## Data provided
┄┄┄┄┄┄┄┄┄┄

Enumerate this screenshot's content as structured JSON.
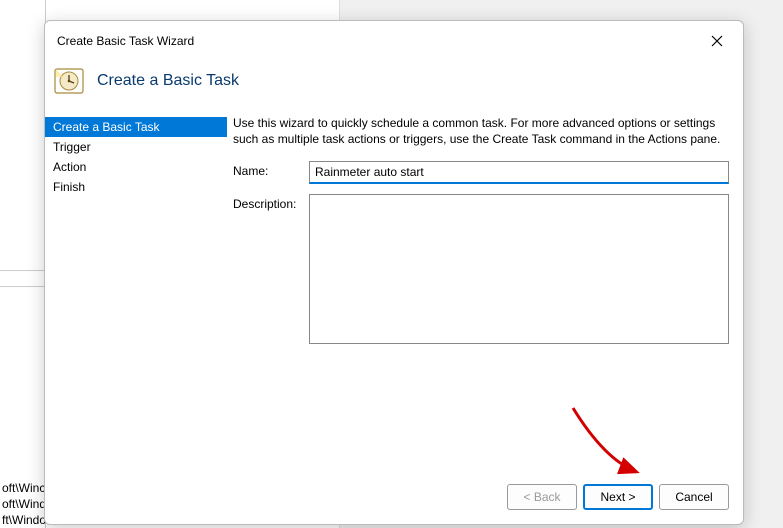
{
  "dialog": {
    "title": "Create Basic Task Wizard",
    "header_title": "Create a Basic Task",
    "intro": "Use this wizard to quickly schedule a common task.  For more advanced options or settings such as multiple task actions or triggers, use the Create Task command in the Actions pane.",
    "name_label": "Name:",
    "name_value": "Rainmeter auto start",
    "desc_label": "Description:",
    "desc_value": ""
  },
  "sidebar": {
    "items": [
      {
        "label": "Create a Basic Task",
        "active": true
      },
      {
        "label": "Trigger",
        "active": false
      },
      {
        "label": "Action",
        "active": false
      },
      {
        "label": "Finish",
        "active": false
      }
    ]
  },
  "footer": {
    "back_label": "< Back",
    "next_label": "Next >",
    "cancel_label": "Cancel"
  },
  "background": {
    "line1": "oft\\Winc",
    "line2": "oft\\Windows\\U...",
    "line3": "ft\\Windows\\Fli"
  }
}
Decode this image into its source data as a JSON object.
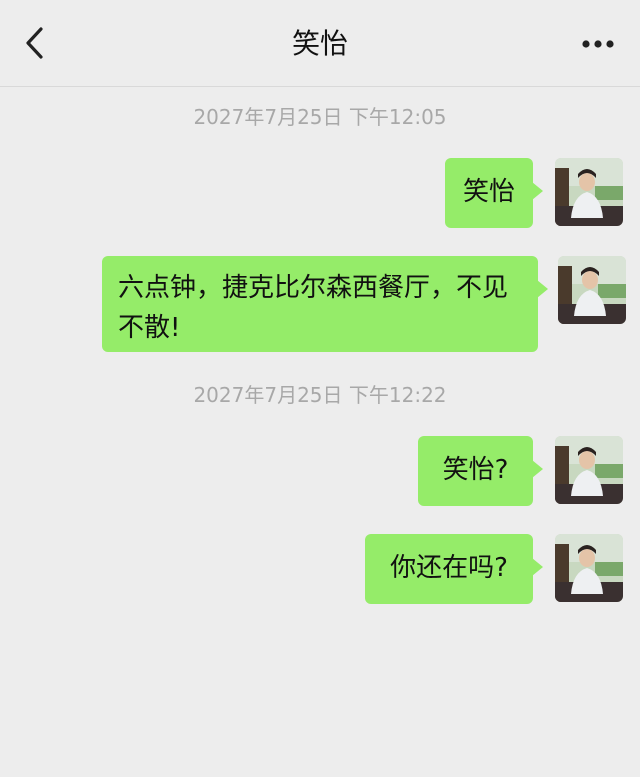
{
  "header": {
    "title": "笑怡",
    "back_icon": "chevron-left-icon",
    "more_icon": "more-dots-icon"
  },
  "timestamps": [
    "2027年7月25日 下午12:05",
    "2027年7月25日 下午12:22"
  ],
  "messages": [
    {
      "text": "笑怡"
    },
    {
      "text": "六点钟，捷克比尔森西餐厅，不见不散!"
    },
    {
      "text": "笑怡?"
    },
    {
      "text": "你还在吗?"
    }
  ],
  "colors": {
    "background": "#ededed",
    "bubble": "#95ec69",
    "timestamp": "#a8a8a8"
  }
}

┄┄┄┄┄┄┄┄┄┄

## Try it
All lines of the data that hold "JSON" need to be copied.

## Answer area
Enumerate this screenshot's content as structured JSON.
Decode this image into its source data as a JSON object.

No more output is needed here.